Exercise aim: Look through the records and copy each line with the string "icon" in it.

Component data from apps and pages:
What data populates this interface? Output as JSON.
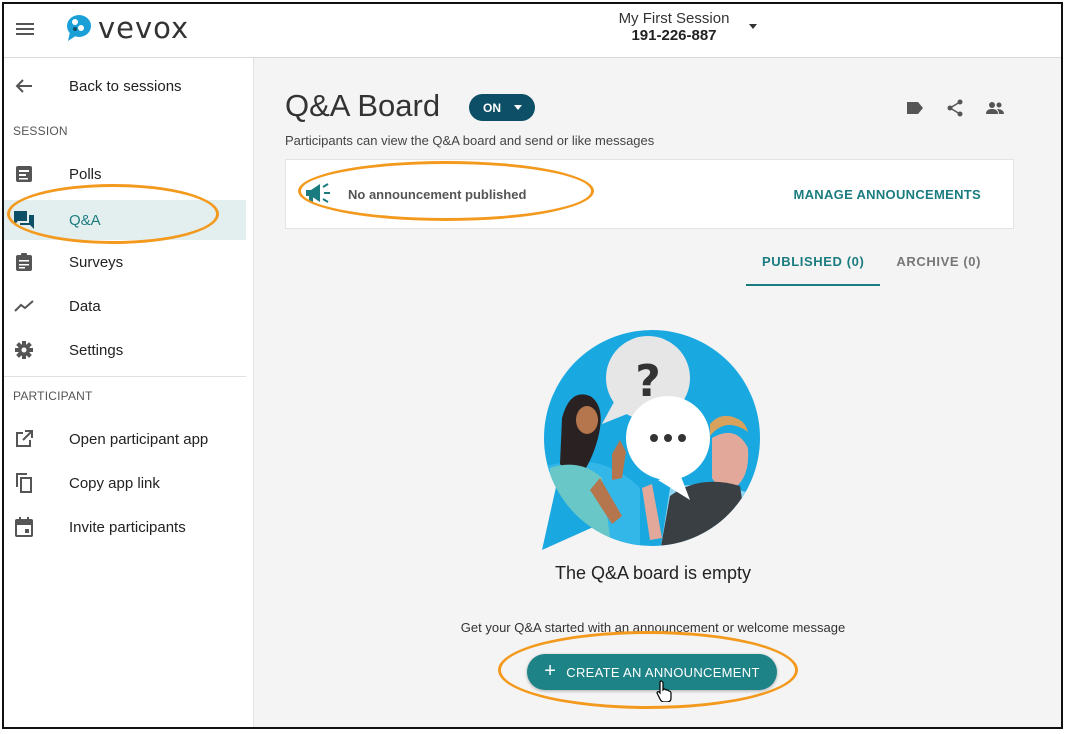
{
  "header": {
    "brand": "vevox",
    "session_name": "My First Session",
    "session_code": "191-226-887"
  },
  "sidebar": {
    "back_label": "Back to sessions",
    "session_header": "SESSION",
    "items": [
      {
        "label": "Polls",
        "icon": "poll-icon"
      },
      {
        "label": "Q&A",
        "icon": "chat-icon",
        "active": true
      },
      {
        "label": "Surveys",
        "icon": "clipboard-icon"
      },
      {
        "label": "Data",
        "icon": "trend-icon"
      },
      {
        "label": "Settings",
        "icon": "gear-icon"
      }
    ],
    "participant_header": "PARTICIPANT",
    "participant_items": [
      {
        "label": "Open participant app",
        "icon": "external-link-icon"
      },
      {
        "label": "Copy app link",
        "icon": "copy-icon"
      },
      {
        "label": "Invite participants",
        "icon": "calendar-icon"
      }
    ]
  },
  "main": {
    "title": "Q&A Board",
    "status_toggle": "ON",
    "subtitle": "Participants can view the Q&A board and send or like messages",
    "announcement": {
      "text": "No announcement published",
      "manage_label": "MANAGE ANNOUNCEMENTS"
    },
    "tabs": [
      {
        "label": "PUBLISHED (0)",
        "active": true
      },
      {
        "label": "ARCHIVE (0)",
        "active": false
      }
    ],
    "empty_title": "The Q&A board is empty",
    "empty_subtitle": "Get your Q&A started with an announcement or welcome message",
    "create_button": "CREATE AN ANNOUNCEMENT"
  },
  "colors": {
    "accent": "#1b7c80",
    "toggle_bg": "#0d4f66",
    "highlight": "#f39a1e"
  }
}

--

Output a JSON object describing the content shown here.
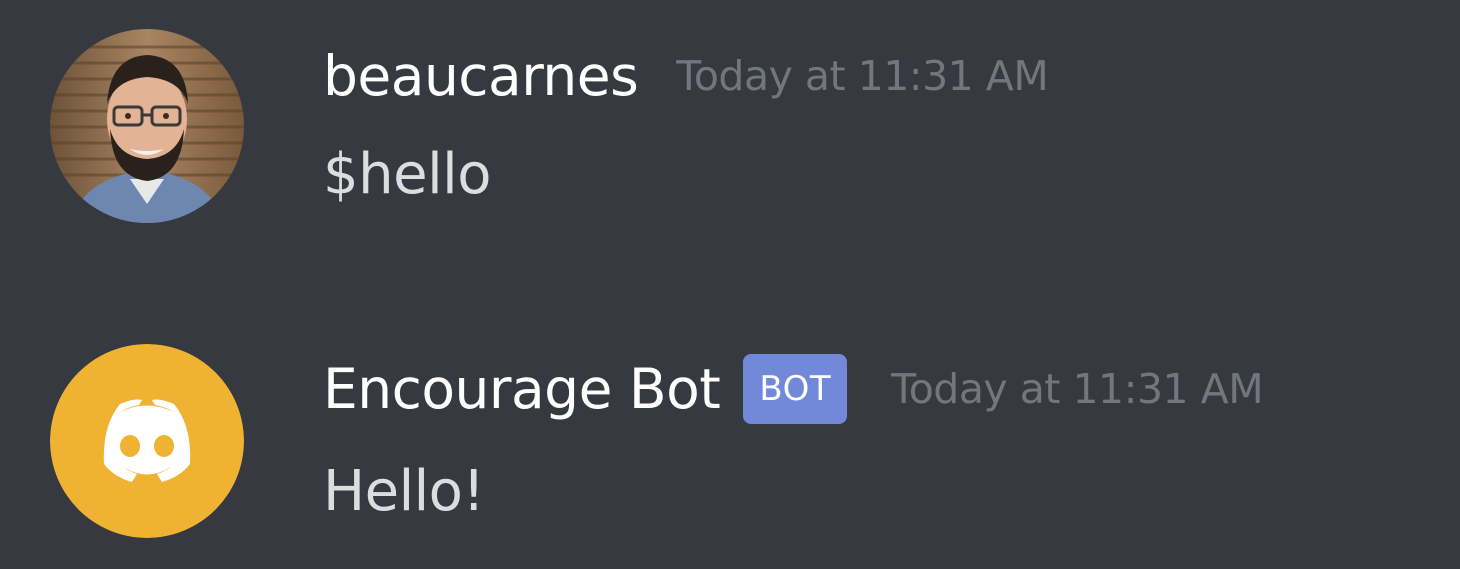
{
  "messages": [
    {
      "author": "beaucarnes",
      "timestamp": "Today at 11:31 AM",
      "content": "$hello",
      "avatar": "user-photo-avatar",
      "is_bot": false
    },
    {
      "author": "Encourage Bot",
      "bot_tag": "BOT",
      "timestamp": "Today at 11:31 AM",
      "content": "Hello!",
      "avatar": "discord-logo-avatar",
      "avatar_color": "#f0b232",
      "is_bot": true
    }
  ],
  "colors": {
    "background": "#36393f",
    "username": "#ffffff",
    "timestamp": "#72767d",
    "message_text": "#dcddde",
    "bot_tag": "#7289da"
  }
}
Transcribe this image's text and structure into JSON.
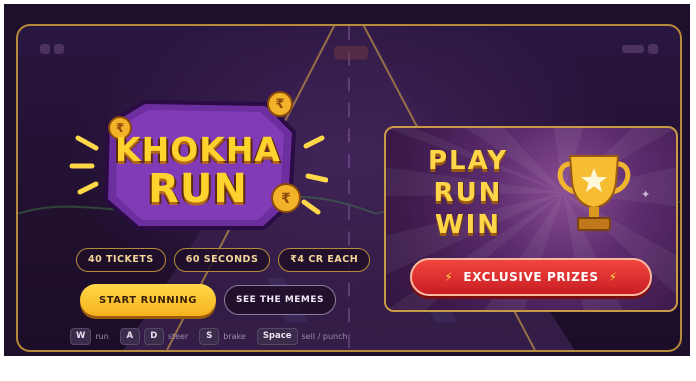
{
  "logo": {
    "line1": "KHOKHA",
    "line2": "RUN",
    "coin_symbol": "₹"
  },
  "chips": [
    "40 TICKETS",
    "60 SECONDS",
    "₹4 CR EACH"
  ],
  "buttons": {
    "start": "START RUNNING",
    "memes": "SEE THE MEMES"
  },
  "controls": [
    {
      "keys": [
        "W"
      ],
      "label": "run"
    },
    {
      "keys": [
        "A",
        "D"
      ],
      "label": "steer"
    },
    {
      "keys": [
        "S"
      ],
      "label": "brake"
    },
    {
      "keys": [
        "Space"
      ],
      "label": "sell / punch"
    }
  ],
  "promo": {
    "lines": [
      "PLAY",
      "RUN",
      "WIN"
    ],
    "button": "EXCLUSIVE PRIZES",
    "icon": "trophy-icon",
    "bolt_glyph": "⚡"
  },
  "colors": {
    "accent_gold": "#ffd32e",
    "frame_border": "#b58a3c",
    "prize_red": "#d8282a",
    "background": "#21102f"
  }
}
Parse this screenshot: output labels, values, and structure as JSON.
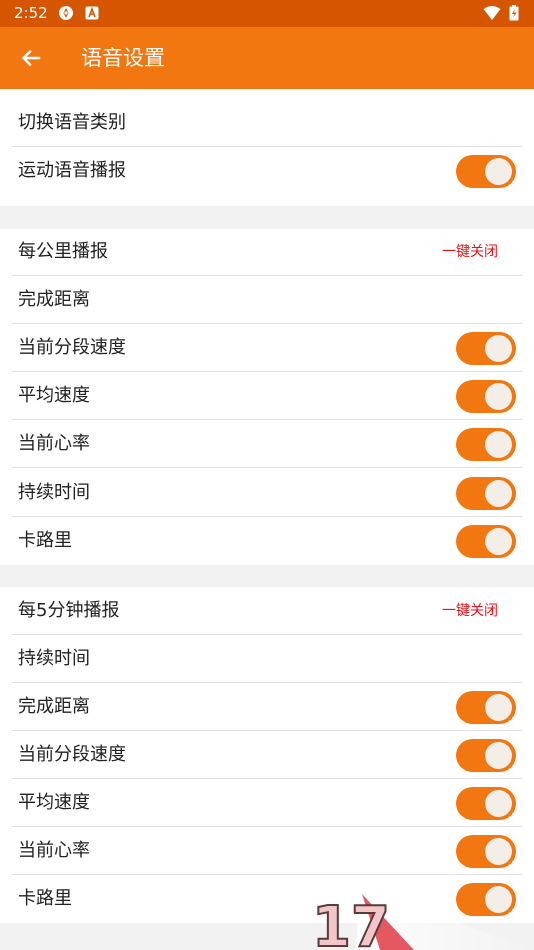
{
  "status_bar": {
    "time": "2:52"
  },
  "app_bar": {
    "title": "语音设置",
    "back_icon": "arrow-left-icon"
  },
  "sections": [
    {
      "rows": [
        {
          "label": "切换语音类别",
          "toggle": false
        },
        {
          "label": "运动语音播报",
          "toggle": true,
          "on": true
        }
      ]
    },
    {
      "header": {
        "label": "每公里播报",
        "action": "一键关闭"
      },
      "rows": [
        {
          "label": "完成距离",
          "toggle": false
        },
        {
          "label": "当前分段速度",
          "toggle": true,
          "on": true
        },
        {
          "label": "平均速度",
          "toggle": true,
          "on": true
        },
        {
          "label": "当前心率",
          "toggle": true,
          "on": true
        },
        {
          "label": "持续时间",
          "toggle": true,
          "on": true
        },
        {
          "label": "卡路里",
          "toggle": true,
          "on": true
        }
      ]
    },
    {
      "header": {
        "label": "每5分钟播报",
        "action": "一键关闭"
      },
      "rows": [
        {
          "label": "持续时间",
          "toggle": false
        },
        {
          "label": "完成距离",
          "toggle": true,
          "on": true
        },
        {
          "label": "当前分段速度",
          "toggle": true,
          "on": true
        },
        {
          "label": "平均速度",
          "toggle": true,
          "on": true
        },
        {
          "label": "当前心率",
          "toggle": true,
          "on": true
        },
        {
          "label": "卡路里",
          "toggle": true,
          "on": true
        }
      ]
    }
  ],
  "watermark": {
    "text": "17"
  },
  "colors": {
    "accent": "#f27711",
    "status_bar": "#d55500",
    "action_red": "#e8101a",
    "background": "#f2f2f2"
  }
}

Answer below:
        "icon": "poll-icon"
        "icon": "chat-icon",
        "icon": "clipboard-icon"
        "icon": "trend-icon"
        "icon": "gear-icon"
        "icon": "external-link-icon"
        "icon": "copy-icon"
        "icon": "calendar-icon"
    "icon": "trophy-icon",
    "back_icon": "arrow-left-icon"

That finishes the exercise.